cRITIC'S NOTEBOOK RODARTEâ THOM BROWNE JASON WU
New York Fashion Week 2011: Showmanship by Michael Kors, Thom Browne, Derek Lam
Saturday, February 19, 2011
IN NEW YORK Nothing says excess like Fashion Week. There are too many shows, too much fur. And far too many people in your way as you clamber over knees and Birkin bags to squeeze into your seat. Or to dash out of it on your way to another show.
With so much going on, how does a designer make his work stand out?
He has to create a memory.
In fashion, as in so much else in life, success is a matter of how unforgettable you are. If your show is forgotten, you're finished. And during the pell-mell festival of fall looks that ended Thursday, everything hung on how runway semiotics play to fashion editors and buyers. Designers have just a few minutes to make an impression with their models, music and lighting. It all has to yield some insight into the marketability of their lines.
The smart ones turn into showmen. Or they hire showmen. A theatrical touch in a runway show is not just creative indulgence; it's good business. Shows with a high element of theater stick in the mind. Start with those choreographed by the trim, bearded Frenchman Alexandre de Betak.

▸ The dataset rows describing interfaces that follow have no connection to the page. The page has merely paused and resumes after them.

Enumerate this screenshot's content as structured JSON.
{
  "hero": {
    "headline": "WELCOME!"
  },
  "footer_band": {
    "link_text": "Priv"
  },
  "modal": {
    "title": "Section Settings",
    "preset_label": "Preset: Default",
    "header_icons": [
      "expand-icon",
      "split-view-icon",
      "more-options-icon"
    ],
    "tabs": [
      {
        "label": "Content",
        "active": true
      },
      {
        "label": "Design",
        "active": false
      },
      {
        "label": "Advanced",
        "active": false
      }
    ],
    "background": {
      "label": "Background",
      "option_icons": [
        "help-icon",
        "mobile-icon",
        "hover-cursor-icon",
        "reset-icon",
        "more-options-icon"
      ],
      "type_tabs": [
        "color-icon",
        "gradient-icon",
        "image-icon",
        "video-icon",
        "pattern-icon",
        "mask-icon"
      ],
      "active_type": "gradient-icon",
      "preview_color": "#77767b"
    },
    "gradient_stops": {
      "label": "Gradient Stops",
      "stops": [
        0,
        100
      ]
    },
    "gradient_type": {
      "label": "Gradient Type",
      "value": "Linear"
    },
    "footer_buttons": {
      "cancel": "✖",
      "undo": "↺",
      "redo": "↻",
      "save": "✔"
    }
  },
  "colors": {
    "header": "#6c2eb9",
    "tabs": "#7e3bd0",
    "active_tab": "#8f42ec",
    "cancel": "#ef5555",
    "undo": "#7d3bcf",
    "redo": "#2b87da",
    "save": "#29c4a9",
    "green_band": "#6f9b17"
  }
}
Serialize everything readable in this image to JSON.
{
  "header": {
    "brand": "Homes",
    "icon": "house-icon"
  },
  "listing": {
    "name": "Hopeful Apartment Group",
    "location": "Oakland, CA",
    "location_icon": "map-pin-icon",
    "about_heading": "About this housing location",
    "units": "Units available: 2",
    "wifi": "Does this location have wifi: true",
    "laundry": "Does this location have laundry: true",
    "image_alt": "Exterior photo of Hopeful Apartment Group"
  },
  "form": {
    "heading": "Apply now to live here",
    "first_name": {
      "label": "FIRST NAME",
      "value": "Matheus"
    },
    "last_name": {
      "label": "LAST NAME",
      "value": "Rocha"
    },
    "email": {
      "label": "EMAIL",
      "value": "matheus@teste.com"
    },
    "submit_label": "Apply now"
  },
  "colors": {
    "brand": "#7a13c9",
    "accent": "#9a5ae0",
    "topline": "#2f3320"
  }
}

De Betak, 42, has been called "the Fellini of fashion." His shows in Europe - for Christian Dior and Prada, among others - are known for their mix of surreality and Vegas: models on rotating stages, clothes that are wired to fly off into the air; manufactured snowstorms and laser-light shows. In New York, he works on a smaller, more straightforward scale for such designers as Diane von Furstenberg, Marc Jacobs, Michael Kors and Jason Wu.
But even his minimalist work for Rodarte, the spacey bohemian line founded by sisters Kate and Laura Mulleavy and lately cherished in Hollywood, garnered attention. Earlier in the week, this show, in a whitewashed Chelsea gallery space with guests seated on wooden folding chairs, drew rapper Kanye West, director Sofia Coppola and actress Kirsten Dunst. It was noon, bitterly below freezing; still, attendees crossed the dusty concrete floor in beaded chiffon gowns, strapless leather bustiers and ice-pick heels. Anticipation was high, but this is, after all, a tough economy. (As a reminder: One guest's fur coat trailed duct tape at the hem.) The show was all about earthy, deconstructed glamour. The theatrics were spare but eloquent.
The seats were arranged in an angular figure eight, and as the models in crinkled silk, wool gauze and lots of horsehair strode up one aisle and down another, their paths crisscrossed and overlapped. The lighting was especially warming, the soft gold of an early autumn afternoon.
Before the show, the diminutive, boyish de Betak had been darting around in a dark suit and a headset, peering intently into a row of laptops or dashing backstage to speak with models who towered over him. With the catwalk a series of intersecting trajectories, he was concerned about traffic jams. A hand-held microphone was jammed in his belt like a six-shooter.
After the show - elated by the absence of collisions - he perched cheerfully on the edge of a chair, body still but words pouring out excitedly as he described his concept: wheat fields, sunlight and haystacks. And the models like waves of grain.
His work is all about "raising the level of emotion," he said. "It's not just about selling the clothes; it's about the need to create memorable moments. And there is nothing like emotion for creating memorable moments."
De Betak says the efficiency of the fashion show - delivering its message in minutes - has prompted his newest fantasy: to choreograph political demonstrations. After all, he said, despite months of planning, what happens on the catwalk is more spontaneous than rehearsed. At most, he has the models to do a quick run-through before it happens: "It's all live, and you only do it once."